[[ Supplied data open ]]
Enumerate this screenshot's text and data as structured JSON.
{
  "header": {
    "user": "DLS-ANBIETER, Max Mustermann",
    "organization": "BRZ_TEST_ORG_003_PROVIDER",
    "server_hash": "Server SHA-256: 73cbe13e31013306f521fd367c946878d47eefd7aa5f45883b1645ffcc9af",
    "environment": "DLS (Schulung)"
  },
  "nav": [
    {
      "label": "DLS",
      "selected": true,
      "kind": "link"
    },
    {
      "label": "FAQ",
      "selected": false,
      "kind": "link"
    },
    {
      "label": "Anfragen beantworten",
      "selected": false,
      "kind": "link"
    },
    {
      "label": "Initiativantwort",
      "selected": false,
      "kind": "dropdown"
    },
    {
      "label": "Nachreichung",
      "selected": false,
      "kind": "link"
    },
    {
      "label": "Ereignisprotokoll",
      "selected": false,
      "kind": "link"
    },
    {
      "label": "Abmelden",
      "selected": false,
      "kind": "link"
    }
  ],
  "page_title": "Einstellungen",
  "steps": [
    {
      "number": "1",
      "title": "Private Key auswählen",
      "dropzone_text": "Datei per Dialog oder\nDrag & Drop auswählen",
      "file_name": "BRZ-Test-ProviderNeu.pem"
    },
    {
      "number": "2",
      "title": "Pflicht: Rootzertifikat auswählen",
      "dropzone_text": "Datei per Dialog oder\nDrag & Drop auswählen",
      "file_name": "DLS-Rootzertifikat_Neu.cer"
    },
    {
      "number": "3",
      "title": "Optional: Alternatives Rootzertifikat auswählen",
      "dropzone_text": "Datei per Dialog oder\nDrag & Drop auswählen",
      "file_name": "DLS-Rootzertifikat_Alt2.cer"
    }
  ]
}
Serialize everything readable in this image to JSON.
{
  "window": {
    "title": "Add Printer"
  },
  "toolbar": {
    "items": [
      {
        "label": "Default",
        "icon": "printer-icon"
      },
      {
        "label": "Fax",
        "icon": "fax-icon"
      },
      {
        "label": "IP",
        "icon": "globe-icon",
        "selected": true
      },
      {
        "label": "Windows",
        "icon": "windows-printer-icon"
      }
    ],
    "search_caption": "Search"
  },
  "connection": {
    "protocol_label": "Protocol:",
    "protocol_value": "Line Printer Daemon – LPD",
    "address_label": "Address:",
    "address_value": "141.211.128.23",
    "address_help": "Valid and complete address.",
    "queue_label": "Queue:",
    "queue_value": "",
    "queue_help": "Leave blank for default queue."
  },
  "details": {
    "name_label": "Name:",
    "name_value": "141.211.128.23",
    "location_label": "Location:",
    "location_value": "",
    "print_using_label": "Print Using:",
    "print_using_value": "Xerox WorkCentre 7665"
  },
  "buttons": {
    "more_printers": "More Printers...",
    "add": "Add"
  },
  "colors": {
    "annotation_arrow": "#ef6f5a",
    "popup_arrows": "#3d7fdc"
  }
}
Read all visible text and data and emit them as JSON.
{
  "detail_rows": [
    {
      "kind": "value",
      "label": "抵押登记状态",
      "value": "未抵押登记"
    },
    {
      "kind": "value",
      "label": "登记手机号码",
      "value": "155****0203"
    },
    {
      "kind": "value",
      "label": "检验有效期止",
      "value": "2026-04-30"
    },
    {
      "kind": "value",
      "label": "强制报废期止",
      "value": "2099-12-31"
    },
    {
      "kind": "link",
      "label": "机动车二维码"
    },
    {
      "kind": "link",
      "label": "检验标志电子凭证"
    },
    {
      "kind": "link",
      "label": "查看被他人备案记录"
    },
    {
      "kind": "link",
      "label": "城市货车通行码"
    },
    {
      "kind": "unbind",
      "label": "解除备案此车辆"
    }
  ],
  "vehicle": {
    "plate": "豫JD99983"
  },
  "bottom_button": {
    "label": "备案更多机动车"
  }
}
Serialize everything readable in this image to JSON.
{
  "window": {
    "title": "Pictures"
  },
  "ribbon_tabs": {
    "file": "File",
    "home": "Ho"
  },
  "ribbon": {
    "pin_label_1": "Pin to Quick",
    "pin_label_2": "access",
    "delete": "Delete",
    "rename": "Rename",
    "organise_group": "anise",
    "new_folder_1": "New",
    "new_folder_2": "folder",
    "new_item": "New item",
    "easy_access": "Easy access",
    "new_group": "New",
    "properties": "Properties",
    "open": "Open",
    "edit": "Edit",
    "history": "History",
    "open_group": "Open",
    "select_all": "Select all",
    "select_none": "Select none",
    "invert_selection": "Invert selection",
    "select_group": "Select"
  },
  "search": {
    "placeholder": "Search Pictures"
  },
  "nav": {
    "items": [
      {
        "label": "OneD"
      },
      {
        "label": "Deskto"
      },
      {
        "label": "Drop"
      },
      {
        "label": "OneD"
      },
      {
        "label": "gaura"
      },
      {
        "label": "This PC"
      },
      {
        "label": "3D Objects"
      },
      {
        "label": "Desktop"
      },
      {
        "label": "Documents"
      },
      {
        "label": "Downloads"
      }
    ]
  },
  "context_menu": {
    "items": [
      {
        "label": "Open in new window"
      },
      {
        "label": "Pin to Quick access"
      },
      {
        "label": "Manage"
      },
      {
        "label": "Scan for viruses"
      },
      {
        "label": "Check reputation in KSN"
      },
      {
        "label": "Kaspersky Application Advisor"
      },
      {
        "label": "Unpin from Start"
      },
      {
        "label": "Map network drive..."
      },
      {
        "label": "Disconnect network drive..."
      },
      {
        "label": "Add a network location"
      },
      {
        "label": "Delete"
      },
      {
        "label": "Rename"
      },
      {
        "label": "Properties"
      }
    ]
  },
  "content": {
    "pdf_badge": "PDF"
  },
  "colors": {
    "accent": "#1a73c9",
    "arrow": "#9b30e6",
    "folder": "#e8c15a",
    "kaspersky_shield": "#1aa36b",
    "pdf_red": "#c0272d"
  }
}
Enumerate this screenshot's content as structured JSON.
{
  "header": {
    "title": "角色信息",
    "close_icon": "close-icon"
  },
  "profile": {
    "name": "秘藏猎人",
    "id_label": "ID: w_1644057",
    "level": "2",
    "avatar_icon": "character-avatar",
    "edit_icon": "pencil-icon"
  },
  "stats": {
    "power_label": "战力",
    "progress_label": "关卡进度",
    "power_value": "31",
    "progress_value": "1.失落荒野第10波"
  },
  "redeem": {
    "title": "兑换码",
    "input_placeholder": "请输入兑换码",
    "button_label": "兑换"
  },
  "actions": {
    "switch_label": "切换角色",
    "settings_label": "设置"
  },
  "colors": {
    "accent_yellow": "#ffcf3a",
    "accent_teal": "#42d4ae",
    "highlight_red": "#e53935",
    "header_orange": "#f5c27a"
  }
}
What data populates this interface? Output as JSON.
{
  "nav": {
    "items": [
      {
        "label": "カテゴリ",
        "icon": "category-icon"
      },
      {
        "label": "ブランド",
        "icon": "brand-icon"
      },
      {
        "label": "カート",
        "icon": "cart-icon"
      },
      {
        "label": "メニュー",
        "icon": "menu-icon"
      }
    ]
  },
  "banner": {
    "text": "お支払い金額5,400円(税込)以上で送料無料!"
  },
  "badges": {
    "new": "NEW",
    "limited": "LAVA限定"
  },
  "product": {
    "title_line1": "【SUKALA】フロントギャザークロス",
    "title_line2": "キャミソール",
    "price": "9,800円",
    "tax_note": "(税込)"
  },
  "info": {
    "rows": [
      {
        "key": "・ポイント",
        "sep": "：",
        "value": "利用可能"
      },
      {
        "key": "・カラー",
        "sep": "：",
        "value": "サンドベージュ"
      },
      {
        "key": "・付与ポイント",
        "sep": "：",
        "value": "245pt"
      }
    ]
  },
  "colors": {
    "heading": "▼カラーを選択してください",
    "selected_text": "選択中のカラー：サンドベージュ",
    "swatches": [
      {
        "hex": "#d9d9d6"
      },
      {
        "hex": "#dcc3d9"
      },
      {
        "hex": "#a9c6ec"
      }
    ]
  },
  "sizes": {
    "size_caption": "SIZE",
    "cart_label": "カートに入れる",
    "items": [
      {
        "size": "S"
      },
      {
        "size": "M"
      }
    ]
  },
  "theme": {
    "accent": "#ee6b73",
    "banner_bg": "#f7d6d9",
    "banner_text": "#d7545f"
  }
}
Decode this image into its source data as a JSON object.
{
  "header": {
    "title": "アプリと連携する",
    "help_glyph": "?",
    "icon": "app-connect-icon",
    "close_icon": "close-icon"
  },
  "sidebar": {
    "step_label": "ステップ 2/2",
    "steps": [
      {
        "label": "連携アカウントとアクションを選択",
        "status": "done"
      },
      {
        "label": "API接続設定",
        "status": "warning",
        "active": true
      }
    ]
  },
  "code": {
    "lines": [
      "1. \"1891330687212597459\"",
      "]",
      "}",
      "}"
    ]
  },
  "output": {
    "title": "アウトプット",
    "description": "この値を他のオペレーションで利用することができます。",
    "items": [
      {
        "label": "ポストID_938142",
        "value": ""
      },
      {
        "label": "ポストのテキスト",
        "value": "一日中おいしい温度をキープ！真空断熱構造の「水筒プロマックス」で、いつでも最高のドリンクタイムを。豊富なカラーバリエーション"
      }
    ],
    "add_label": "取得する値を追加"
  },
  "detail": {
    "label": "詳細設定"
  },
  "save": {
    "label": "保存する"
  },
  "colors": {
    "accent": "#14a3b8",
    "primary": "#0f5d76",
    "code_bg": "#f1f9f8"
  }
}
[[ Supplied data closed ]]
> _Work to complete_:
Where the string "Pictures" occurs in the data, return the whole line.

> _Written answer_:
    "title": "Pictures"
    "placeholder": "Search Pictures"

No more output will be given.